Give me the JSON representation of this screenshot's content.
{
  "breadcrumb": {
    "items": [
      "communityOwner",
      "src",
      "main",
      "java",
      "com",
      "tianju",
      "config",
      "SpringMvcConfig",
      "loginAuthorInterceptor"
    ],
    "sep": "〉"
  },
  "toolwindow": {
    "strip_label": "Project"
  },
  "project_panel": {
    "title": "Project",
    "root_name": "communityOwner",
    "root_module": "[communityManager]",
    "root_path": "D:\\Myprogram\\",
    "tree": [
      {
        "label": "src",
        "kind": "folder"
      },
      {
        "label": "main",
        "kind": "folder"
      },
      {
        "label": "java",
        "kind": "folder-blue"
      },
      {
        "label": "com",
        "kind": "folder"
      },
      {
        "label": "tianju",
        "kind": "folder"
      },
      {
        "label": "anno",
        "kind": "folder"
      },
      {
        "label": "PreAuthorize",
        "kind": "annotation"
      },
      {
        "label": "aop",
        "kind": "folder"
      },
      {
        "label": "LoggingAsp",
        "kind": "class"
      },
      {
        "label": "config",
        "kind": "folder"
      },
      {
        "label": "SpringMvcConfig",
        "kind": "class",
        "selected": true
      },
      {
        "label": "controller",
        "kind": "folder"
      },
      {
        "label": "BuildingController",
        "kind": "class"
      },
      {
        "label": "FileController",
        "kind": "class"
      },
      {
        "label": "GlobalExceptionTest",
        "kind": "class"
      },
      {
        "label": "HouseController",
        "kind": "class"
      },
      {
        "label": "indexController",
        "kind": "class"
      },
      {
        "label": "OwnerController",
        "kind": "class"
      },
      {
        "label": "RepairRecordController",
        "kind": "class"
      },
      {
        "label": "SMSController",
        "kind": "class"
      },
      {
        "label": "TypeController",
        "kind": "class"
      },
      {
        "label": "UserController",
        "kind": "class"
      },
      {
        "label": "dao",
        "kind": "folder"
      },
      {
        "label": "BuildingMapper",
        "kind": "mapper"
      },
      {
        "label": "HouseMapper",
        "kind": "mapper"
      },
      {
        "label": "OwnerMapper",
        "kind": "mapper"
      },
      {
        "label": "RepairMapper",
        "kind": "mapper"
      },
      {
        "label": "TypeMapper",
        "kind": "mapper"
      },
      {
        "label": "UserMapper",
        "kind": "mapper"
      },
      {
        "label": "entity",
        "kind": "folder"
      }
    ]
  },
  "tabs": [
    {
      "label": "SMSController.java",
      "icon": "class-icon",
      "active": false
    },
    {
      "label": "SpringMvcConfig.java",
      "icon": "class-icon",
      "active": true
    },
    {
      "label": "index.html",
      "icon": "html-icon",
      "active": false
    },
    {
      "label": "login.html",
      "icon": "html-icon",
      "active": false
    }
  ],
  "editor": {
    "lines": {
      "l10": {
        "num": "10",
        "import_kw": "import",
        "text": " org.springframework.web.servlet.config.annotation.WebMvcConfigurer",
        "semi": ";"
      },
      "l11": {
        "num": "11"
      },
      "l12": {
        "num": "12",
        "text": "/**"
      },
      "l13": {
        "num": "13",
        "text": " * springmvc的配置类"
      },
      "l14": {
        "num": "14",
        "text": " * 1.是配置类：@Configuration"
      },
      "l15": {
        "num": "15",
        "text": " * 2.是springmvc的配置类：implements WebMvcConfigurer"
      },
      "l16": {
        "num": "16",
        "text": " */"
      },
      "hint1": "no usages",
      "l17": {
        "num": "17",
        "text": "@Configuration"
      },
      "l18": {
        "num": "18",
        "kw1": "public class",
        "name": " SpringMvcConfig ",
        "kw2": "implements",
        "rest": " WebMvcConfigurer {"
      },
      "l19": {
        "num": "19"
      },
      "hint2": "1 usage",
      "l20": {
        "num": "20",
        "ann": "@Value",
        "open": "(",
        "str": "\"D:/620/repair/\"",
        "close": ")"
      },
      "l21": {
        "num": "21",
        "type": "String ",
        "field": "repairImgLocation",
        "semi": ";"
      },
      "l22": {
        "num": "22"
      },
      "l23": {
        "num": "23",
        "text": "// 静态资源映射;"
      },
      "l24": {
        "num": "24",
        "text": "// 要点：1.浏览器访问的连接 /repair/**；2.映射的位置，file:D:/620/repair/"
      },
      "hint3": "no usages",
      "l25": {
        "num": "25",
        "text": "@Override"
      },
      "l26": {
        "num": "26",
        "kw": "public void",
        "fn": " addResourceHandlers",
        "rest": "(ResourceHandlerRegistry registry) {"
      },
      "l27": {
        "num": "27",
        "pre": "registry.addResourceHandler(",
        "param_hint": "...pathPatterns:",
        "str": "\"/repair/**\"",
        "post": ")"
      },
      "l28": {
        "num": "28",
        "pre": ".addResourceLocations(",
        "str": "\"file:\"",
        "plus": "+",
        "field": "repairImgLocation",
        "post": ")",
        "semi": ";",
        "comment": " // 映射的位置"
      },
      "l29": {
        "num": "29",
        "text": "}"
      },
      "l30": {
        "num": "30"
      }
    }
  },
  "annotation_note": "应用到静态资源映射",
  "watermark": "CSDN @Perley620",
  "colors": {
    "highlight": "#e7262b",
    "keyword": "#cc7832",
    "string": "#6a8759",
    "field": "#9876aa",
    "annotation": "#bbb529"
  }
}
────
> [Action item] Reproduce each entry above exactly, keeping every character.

> [Task response]
Give me the JSON representation of this screenshot's content.
{
  "breadcrumb": {
    "items": [
      "communityOwner",
      "src",
      "main",
      "java",
      "com",
      "tianju",
      "config",
      "SpringMvcConfig",
      "loginAuthorInterceptor"
    ],
    "sep": "〉"
  },
  "toolwindow": {
    "strip_label": "Project"
  },
  "project_panel": {
    "title": "Project",
    "root_name": "communityOwner",
    "root_module": "[communityManager]",
    "root_path": "D:\\Myprogram\\",
    "tree": [
      {
        "label": "src",
        "kind": "folder"
      },
      {
        "label": "main",
        "kind": "folder"
      },
      {
        "label": "java",
        "kind": "folder-blue"
      },
      {
        "label": "com",
        "kind": "folder"
      },
      {
        "label": "tianju",
        "kind": "folder"
      },
      {
        "label": "anno",
        "kind": "folder"
      },
      {
        "label": "PreAuthorize",
        "kind": "annotation"
      },
      {
        "label": "aop",
        "kind": "folder"
      },
      {
        "label": "LoggingAsp",
        "kind": "class"
      },
      {
        "label": "config",
        "kind": "folder"
      },
      {
        "label": "SpringMvcConfig",
        "kind": "class",
        "selected": true
      },
      {
        "label": "controller",
        "kind": "folder"
      },
      {
        "label": "BuildingController",
        "kind": "class"
      },
      {
        "label": "FileController",
        "kind": "class"
      },
      {
        "label": "GlobalExceptionTest",
        "kind": "class"
      },
      {
        "label": "HouseController",
        "kind": "class"
      },
      {
        "label": "indexController",
        "kind": "class"
      },
      {
        "label": "OwnerController",
        "kind": "class"
      },
      {
        "label": "RepairRecordController",
        "kind": "class"
      },
      {
        "label": "SMSController",
        "kind": "class"
      },
      {
        "label": "TypeController",
        "kind": "class"
      },
      {
        "label": "UserController",
        "kind": "class"
      },
      {
        "label": "dao",
        "kind": "folder"
      },
      {
        "label": "BuildingMapper",
        "kind": "mapper"
      },
      {
        "label": "HouseMapper",
        "kind": "mapper"
      },
      {
        "label": "OwnerMapper",
        "kind": "mapper"
      },
      {
        "label": "RepairMapper",
        "kind": "mapper"
      },
      {
        "label": "TypeMapper",
        "kind": "mapper"
      },
      {
        "label": "UserMapper",
        "kind": "mapper"
      },
      {
        "label": "entity",
        "kind": "folder"
      }
    ]
  },
  "tabs": [
    {
      "label": "SMSController.java",
      "icon": "class-icon",
      "active": false
    },
    {
      "label": "SpringMvcConfig.java",
      "icon": "class-icon",
      "active": true
    },
    {
      "label": "index.html",
      "icon": "html-icon",
      "active": false
    },
    {
      "label": "login.html",
      "icon": "html-icon",
      "active": false
    }
  ],
  "editor": {
    "lines": {
      "l10": {
        "num": "10",
        "import_kw": "import",
        "text": " org.springframework.web.servlet.config.annotation.WebMvcConfigurer",
        "semi": ";"
      },
      "l11": {
        "num": "11"
      },
      "l12": {
        "num": "12",
        "text": "/**"
      },
      "l13": {
        "num": "13",
        "text": " * springmvc的配置类"
      },
      "l14": {
        "num": "14",
        "text": " * 1.是配置类：@Configuration"
      },
      "l15": {
        "num": "15",
        "text": " * 2.是springmvc的配置类：implements WebMvcConfigurer"
      },
      "l16": {
        "num": "16",
        "text": " */"
      },
      "hint1": "no usages",
      "l17": {
        "num": "17",
        "text": "@Configuration"
      },
      "l18": {
        "num": "18",
        "kw1": "public class",
        "name": " SpringMvcConfig ",
        "kw2": "implements",
        "rest": " WebMvcConfigurer {"
      },
      "l19": {
        "num": "19"
      },
      "hint2": "1 usage",
      "l20": {
        "num": "20",
        "ann": "@Value",
        "open": "(",
        "str": "\"D:/620/repair/\"",
        "close": ")"
      },
      "l21": {
        "num": "21",
        "type": "String ",
        "field": "repairImgLocation",
        "semi": ";"
      },
      "l22": {
        "num": "22"
      },
      "l23": {
        "num": "23",
        "text": "// 静态资源映射;"
      },
      "l24": {
        "num": "24",
        "text": "// 要点：1.浏览器访问的连接 /repair/**；2.映射的位置，file:D:/620/repair/"
      },
      "hint3": "no usages",
      "l25": {
        "num": "25",
        "text": "@Override"
      },
      "l26": {
        "num": "26",
        "kw": "public void",
        "fn": " addResourceHandlers",
        "rest": "(ResourceHandlerRegistry registry) {"
      },
      "l27": {
        "num": "27",
        "pre": "registry.addResourceHandler(",
        "param_hint": "...pathPatterns:",
        "str": "\"/repair/**\"",
        "post": ")"
      },
      "l28": {
        "num": "28",
        "pre": ".addResourceLocations(",
        "str": "\"file:\"",
        "plus": "+",
        "field": "repairImgLocation",
        "post": ")",
        "semi": ";",
        "comment": " // 映射的位置"
      },
      "l29": {
        "num": "29",
        "text": "}"
      },
      "l30": {
        "num": "30"
      }
    }
  },
  "annotation_note": "应用到静态资源映射",
  "watermark": "CSDN @Perley620",
  "colors": {
    "highlight": "#e7262b",
    "keyword": "#cc7832",
    "string": "#6a8759",
    "field": "#9876aa",
    "annotation": "#bbb529"
  }
}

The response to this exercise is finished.